TASK INSTRUCTIONS
The answer must be every line of the data that holds the word "true".

[RECORDS FOR THIS TASK Boundary: Start]

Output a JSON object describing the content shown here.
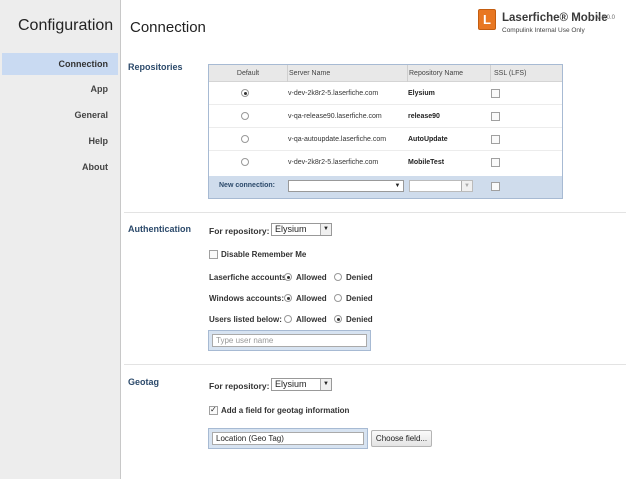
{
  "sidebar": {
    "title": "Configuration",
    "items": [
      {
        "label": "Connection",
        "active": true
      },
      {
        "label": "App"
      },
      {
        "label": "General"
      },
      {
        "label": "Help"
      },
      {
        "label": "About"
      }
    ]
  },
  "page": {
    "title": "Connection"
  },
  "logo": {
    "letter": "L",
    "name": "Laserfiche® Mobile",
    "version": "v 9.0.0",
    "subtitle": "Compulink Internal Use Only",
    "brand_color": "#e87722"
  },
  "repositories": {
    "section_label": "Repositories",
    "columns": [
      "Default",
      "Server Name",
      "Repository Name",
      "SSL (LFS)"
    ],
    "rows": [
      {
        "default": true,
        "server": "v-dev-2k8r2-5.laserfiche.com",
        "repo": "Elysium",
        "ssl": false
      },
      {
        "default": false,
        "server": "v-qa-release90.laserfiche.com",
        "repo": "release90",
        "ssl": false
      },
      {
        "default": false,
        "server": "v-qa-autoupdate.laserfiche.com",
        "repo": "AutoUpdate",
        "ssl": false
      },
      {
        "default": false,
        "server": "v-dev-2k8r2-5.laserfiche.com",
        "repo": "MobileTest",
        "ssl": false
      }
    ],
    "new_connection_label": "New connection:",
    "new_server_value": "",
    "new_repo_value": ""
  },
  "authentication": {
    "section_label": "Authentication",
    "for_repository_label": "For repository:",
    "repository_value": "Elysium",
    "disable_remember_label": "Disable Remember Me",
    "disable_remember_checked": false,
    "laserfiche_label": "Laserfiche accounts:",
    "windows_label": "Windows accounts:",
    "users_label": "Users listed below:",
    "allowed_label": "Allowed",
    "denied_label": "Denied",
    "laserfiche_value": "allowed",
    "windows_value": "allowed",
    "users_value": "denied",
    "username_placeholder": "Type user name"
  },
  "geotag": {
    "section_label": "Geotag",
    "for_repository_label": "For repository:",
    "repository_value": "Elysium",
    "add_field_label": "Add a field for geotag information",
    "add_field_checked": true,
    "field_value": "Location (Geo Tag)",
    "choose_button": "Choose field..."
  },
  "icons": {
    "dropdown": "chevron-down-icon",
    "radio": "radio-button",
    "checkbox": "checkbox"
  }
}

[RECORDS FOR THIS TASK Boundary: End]

REPLY TO THE TASK
        "active": true
        "default": true,
    "add_field_checked": true,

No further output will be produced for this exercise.